── Dataset records

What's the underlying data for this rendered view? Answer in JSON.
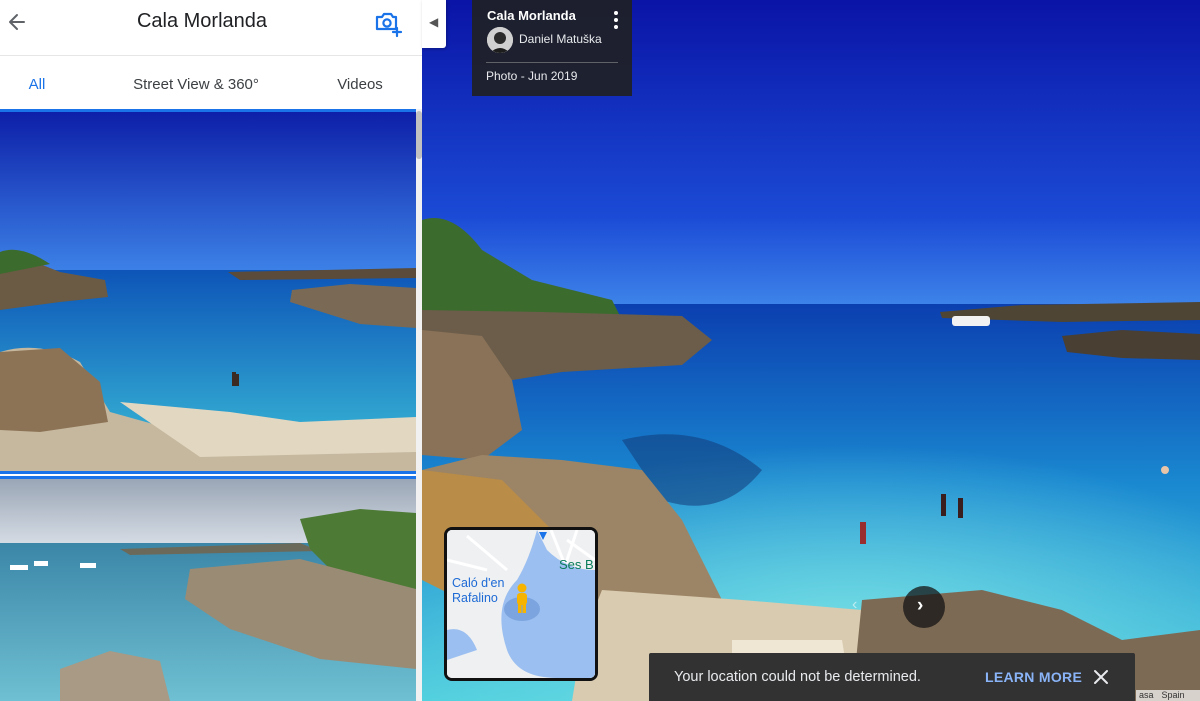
{
  "header": {
    "title": "Cala Morlanda",
    "back_icon": "arrow-left-icon",
    "add_photo_icon": "add-photo-camera-icon"
  },
  "tabs": [
    {
      "label": "All",
      "active": true
    },
    {
      "label": "Street View & 360°",
      "active": false
    },
    {
      "label": "Videos",
      "active": false
    }
  ],
  "info_card": {
    "title": "Cala Morlanda",
    "author": "Daniel Matuška",
    "date": "Photo - Jun 2019",
    "menu_icon": "more-vert-icon"
  },
  "mini_map": {
    "label_1": "Caló d'en Rafalino",
    "label_2": "Ses B"
  },
  "snackbar": {
    "message": "Your location could not be determined.",
    "action": "LEARN MORE",
    "close_icon": "close-icon"
  },
  "map_credit": {
    "left": "asa",
    "right": "Spain"
  },
  "colors": {
    "accent": "#1a73e8",
    "snack_action": "#8ab4f8",
    "card_bg": "#202124"
  }
}
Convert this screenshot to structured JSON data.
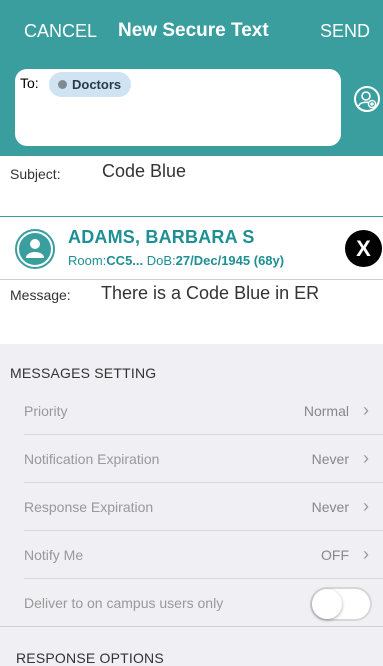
{
  "nav": {
    "cancel_label": "CANCEL",
    "title": "New Secure Text",
    "send_label": "SEND"
  },
  "recipients": {
    "to_label": "To:",
    "chips": [
      "Doctors"
    ]
  },
  "subject": {
    "label": "Subject:",
    "value": "Code Blue"
  },
  "patient": {
    "name": "ADAMS, BARBARA  S",
    "room_label": "Room:",
    "room_value": "CC5...",
    "dob_label": "DoB:",
    "dob_value": "27/Dec/1945 (68y)",
    "close_label": "X"
  },
  "message": {
    "label": "Message:",
    "value": "There is a Code Blue in ER"
  },
  "messages_setting": {
    "header": "MESSAGES SETTING",
    "items": [
      {
        "name": "Priority",
        "value": "Normal"
      },
      {
        "name": "Notification Expiration",
        "value": "Never"
      },
      {
        "name": "Response Expiration",
        "value": "Never"
      },
      {
        "name": "Notify Me",
        "value": "OFF"
      }
    ],
    "campus_only_label": "Deliver to on campus users only",
    "campus_only_on": false
  },
  "response_options": {
    "header": "RESPONSE OPTIONS"
  },
  "colors": {
    "header_bg": "#3a9e9e",
    "accent_text": "#1e8f93",
    "chip_bg": "#cfe3f3"
  }
}
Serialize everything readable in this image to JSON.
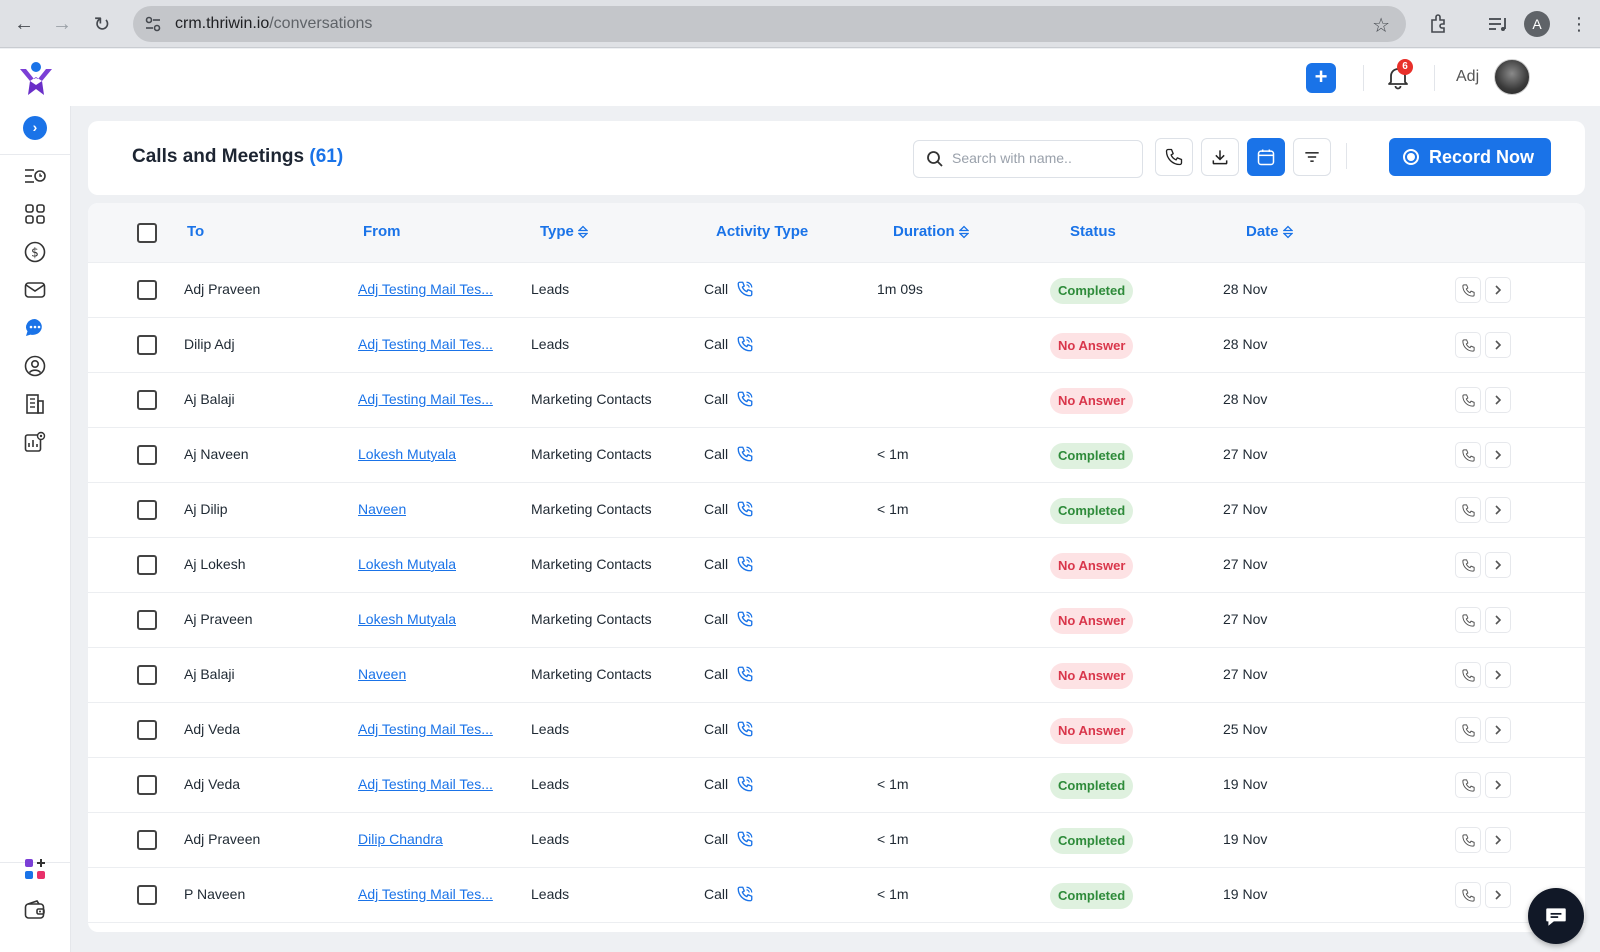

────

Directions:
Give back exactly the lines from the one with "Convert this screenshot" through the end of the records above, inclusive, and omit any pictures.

Exercise result:
Convert this screenshot to structured JSON data.
{
  "nav": {
    "cancel_label": "CANCEL",
    "title": "New Secure Text",
    "send_label": "SEND"
  },
  "recipients": {
    "to_label": "To:",
    "chips": [
      "Doctors"
    ]
  },
  "subject": {
    "label": "Subject:",
    "value": "Code Blue"
  },
  "patient": {
    "name": "ADAMS, BARBARA  S",
    "room_label": "Room:",
    "room_value": "CC5...",
    "dob_label": "DoB:",
    "dob_value": "27/Dec/1945 (68y)",
    "close_label": "X"
  },
  "message": {
    "label": "Message:",
    "value": "There is a Code Blue in ER"
  },
  "messages_setting": {
    "header": "MESSAGES SETTING",
    "items": [
      {
        "name": "Priority",
        "value": "Normal"
      },
      {
        "name": "Notification Expiration",
        "value": "Never"
      },
      {
        "name": "Response Expiration",
        "value": "Never"
      },
      {
        "name": "Notify Me",
        "value": "OFF"
      }
    ],
    "campus_only_label": "Deliver to on campus users only",
    "campus_only_on": false
  },
  "response_options": {
    "header": "RESPONSE OPTIONS"
  },
  "colors": {
    "header_bg": "#3a9e9e",
    "accent_text": "#1e8f93",
    "chip_bg": "#cfe3f3"
  }
}
Serialize everything readable in this image to JSON.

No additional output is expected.